## Work to be completed:
Would you please copy every line below that includes the string "employee"?

## Interface dataset entries:

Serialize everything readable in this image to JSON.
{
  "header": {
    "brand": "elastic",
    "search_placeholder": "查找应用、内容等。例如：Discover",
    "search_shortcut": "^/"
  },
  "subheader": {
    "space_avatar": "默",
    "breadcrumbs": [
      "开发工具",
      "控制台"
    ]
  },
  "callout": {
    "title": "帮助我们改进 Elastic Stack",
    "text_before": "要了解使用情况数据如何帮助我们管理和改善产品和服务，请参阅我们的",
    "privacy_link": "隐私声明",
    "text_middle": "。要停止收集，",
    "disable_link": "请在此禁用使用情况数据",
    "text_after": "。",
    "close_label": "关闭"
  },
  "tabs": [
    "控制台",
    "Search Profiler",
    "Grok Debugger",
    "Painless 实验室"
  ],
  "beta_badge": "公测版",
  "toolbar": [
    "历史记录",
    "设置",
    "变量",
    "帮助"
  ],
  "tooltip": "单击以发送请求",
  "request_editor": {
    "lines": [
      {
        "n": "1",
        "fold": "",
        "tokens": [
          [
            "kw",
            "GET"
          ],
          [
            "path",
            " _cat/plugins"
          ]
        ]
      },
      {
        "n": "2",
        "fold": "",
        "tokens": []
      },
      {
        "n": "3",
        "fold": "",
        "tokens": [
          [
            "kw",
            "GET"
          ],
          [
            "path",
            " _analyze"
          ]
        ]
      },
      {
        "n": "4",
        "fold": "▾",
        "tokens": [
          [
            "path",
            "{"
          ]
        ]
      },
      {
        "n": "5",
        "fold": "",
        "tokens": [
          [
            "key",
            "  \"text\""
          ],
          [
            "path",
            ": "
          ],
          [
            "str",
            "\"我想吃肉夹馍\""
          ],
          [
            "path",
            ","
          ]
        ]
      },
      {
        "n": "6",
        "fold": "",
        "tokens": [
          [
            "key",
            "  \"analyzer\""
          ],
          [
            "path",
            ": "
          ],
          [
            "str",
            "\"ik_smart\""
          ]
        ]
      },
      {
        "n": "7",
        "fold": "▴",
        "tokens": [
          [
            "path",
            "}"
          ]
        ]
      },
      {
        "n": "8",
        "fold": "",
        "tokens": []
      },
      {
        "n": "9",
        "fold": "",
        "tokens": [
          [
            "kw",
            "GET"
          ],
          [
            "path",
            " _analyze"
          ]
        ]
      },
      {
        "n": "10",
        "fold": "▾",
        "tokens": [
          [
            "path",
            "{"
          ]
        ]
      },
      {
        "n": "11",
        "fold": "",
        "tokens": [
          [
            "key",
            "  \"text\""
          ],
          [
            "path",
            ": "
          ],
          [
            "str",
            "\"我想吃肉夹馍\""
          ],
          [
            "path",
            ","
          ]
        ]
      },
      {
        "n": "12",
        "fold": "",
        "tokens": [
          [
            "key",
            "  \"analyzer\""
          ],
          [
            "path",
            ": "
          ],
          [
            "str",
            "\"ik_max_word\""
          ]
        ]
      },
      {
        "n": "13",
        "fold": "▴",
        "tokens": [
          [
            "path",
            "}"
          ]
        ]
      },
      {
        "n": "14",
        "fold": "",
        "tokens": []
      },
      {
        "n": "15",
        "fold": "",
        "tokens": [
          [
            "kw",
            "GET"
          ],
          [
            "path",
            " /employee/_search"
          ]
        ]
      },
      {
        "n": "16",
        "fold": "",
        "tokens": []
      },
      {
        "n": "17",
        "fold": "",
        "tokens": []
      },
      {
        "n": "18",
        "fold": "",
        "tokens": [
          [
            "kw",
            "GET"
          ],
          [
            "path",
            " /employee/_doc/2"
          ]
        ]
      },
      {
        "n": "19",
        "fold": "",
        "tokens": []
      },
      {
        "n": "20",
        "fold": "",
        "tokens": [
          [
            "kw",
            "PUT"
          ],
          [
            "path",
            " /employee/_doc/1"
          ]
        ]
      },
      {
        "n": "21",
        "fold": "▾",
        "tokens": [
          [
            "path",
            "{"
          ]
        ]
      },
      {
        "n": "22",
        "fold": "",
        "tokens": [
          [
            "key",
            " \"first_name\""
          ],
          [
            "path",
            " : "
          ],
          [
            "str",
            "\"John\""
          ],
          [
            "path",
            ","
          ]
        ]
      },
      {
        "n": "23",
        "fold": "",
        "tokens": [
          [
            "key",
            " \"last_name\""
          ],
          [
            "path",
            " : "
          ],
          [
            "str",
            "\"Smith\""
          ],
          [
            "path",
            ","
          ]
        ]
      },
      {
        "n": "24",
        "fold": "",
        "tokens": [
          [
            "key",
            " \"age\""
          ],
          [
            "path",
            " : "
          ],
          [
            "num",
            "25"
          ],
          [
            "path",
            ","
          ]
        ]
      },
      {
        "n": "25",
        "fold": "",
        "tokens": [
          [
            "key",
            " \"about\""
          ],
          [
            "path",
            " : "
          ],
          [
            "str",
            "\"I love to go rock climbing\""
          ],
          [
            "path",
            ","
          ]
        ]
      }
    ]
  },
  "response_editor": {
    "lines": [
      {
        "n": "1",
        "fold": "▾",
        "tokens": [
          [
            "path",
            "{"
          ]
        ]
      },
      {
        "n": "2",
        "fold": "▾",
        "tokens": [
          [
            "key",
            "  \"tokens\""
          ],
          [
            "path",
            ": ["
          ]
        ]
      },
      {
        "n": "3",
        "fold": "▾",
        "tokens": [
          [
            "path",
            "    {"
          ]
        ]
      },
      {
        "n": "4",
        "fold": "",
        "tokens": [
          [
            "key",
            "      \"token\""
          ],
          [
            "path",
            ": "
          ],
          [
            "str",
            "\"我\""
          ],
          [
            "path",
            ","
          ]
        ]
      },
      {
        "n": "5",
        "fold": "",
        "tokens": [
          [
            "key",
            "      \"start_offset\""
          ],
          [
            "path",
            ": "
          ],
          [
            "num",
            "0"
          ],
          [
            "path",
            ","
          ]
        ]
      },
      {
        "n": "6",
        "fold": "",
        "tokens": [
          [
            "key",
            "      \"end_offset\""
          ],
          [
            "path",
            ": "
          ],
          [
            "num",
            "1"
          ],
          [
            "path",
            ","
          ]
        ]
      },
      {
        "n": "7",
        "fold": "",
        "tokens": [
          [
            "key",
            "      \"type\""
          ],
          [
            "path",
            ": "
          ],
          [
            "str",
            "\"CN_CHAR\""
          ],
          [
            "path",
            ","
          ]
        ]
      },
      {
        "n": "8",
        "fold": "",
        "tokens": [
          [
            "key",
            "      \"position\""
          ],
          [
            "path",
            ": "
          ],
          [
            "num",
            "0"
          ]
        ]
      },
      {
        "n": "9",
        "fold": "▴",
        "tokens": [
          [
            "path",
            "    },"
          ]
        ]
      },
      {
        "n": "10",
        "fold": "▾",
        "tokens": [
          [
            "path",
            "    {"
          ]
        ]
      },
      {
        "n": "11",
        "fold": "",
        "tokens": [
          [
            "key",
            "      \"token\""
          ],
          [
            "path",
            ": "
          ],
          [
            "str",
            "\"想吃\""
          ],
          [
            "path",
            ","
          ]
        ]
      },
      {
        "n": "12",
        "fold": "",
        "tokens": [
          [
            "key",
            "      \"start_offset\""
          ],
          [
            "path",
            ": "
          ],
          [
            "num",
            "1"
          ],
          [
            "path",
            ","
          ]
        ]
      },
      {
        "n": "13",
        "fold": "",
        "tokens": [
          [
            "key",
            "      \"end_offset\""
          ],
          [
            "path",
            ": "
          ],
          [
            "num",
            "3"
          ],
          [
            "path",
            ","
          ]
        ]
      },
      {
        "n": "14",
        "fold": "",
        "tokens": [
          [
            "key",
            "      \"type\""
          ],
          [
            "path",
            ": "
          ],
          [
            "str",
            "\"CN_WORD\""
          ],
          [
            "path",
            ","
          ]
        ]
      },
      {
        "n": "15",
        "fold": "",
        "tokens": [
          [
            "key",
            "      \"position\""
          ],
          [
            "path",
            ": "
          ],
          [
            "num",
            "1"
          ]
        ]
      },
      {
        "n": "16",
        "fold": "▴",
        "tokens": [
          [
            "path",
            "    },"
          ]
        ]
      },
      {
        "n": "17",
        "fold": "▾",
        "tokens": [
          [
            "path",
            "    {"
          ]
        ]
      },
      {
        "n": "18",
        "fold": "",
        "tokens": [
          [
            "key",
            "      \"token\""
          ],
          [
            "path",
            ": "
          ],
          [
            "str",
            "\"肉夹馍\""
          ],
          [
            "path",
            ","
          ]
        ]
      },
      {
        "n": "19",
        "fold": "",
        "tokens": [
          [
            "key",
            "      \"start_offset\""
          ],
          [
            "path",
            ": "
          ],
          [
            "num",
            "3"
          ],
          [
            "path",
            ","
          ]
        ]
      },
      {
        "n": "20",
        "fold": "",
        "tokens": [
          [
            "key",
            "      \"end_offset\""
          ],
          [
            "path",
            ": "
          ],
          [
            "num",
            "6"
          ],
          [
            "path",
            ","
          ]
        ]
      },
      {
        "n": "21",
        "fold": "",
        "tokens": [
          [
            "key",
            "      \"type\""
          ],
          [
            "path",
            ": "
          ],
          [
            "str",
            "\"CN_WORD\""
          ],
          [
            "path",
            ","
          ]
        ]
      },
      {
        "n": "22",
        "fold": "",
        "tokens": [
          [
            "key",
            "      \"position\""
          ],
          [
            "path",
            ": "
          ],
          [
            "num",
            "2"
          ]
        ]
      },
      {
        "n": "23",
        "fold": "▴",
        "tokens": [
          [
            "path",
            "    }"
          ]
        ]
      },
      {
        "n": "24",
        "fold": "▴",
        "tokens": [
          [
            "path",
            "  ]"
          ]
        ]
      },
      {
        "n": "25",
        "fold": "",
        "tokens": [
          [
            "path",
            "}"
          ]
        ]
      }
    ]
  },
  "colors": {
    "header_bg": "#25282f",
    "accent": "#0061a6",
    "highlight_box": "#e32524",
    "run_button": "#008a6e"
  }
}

## Exercise answer:
            " /employee/_search"
            " /employee/_doc/2"
            " /employee/_doc/1"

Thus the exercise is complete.